The methodology, or the way the organization approaches iterations is also important.Keeping the iterations short, so you never go too far down a wrong path before the business can provide valuable feedback.Making sure that iterations are efficient, and that only steps which provide value are included in them, is key to controlling costs. Too many teams have tried to compress all the steps they used in a waterfall project into an agile sprint. The results are usually disastrous and lead to a burned out IT staff, dismayed business customers and greatly inflated costs.Make sure that each iteration provides real business value and not just IT value!

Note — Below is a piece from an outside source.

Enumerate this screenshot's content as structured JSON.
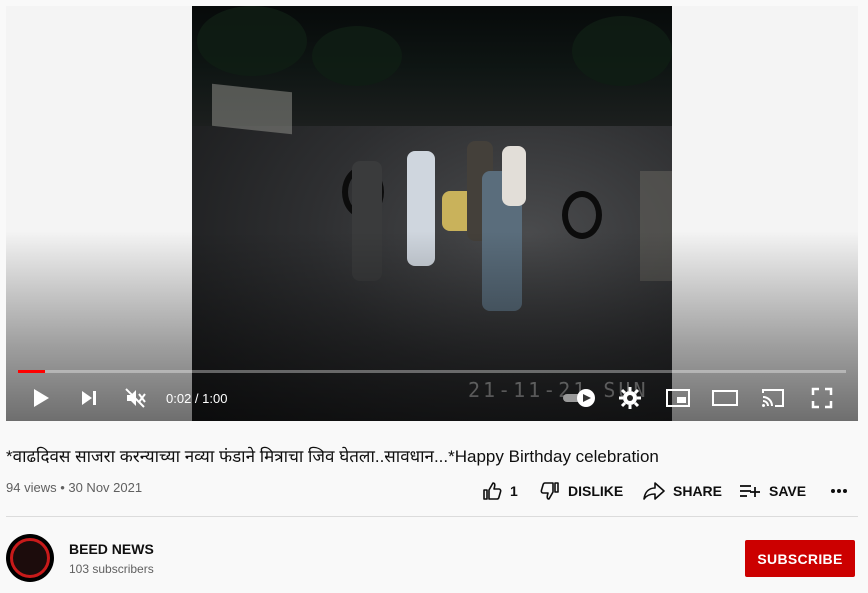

Have you taken off the chains (e.g. over documenting, too many meetings / not enough working)?Have you removed communications barriers (e.g. co-location)Is your team comfortable starting an iteration with incomplete or even semi-baked requirements?
Traditional data warehousing tools don’t adapt well to agile development. This is because each tool is dependent upon the completeness and accuracy of the previous step.Kalido, by contrast, is designed to support agile development. It virtually eliminates the need to write, test and debug code. The Kalido Business Information Model is much easier to understand and communicate to a business user. In addition, it drives extensive automation that allows changes in the model to nearly instantly reflected in changes in the BI layer. By using a single tool from data warehouse design through BI semantic definition documentation is simpler, and largely automatic. The smaller team size, and the ability to iterate quickly, delivers results FAR more quickly, and much more accurately aligned to the business needs.
And, as Nik Green pointed out in the preceding session, an automated tool provides real savings that translates into both reduced costs and increased capabilities. Here is more detail about what Kalido customers have reported in terms of savings by using our automated data warehouse application.
All the automation Kalido provides means that we still do all the steps that are needed for a scalable robust production environment. We can just do them faster and more accurately, which makes for a lower cost per release cycle. The faster , shorter, and less expensive release cycles also provide more benefit per release cycle by allowing business can start to make decisions sooner.
Thanks for tuning in today. If you would like to learn more about how you can reduce the cost of your iterations while generated improved business value from them, you can start by taking Kalido’s on-line business agility assessment.If you are planning on attending the TDWI BI Summit this August, you should register for the sessions from Ralph Hughes that explain the agile tools behind these shorter release cycles.Finally you can see this in action by calling or e-mailing Kalido to request a demonstration.Thanks and I’ll turn it back over to Ben.